Chapter 7: Mechanisms in Programs and Nature

Section 7: Origins of Discreteness

Rate equations

In standard chemical kinetics one assumes that molecules are uniformly distributed in space, so that the rates for particular reactions are proportional to the products of the densities of the molecules that react in them. Conditions for equilibrium where rates balance thus tend to be polynomial equations for densities—with discontinuous jumps in solutions sometimes occurring as parameters are changed.
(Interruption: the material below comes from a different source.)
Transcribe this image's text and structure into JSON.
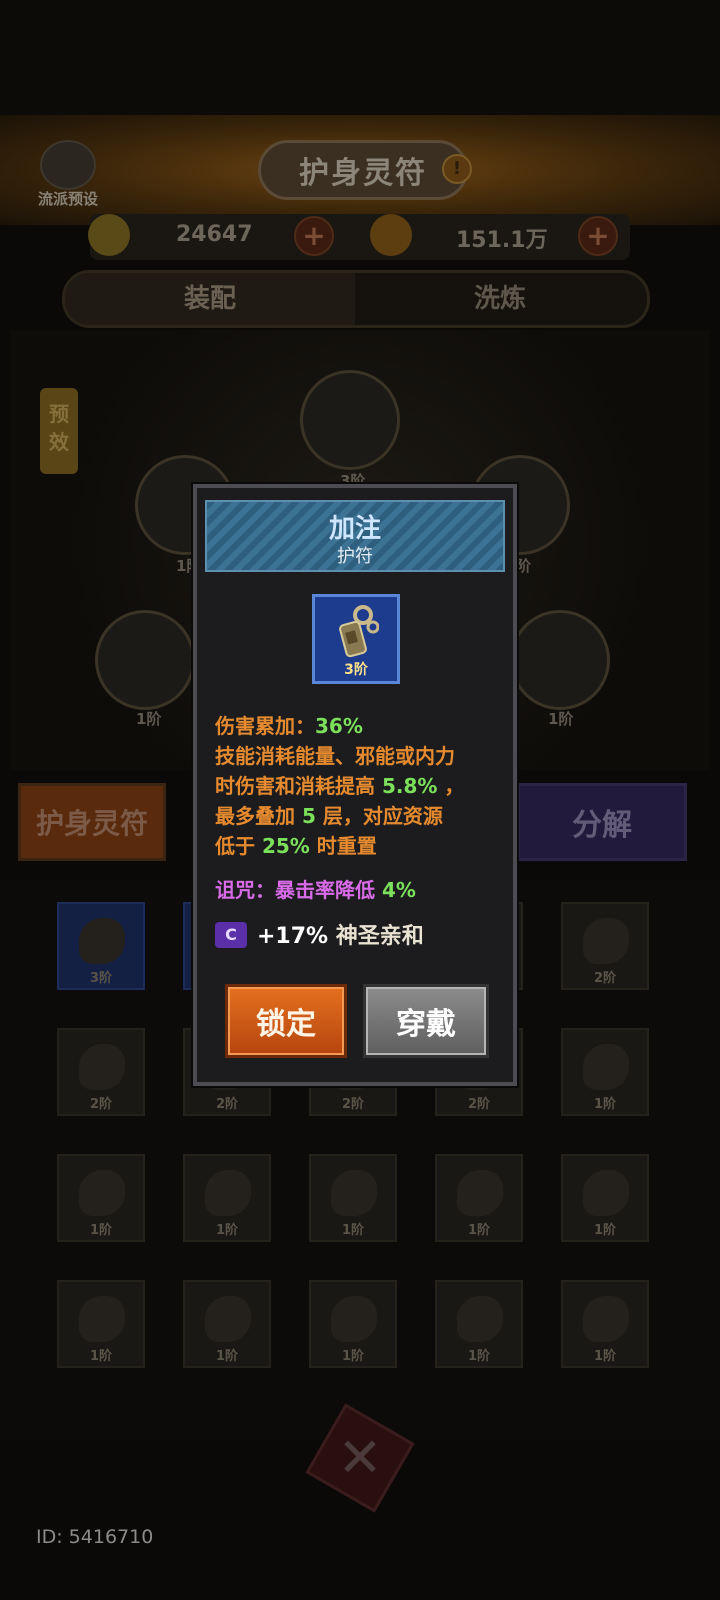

Analogous equations arise in probabilistic approximations to systems like cellular automata, as on page 953. But here—as well as in fast chemical reactions—correlations in spatial arrangements of elements tend to be important, invalidating simple probabilistic approaches. (For the cellular automaton on page 339 the simple condition for equilibrium is p==p^2 (3 - 2p), which correctly implies that 0, 1/2 and 1 are possible equilibrium densities.)

From Stephen Wolfram: A New Kind of Science [citation]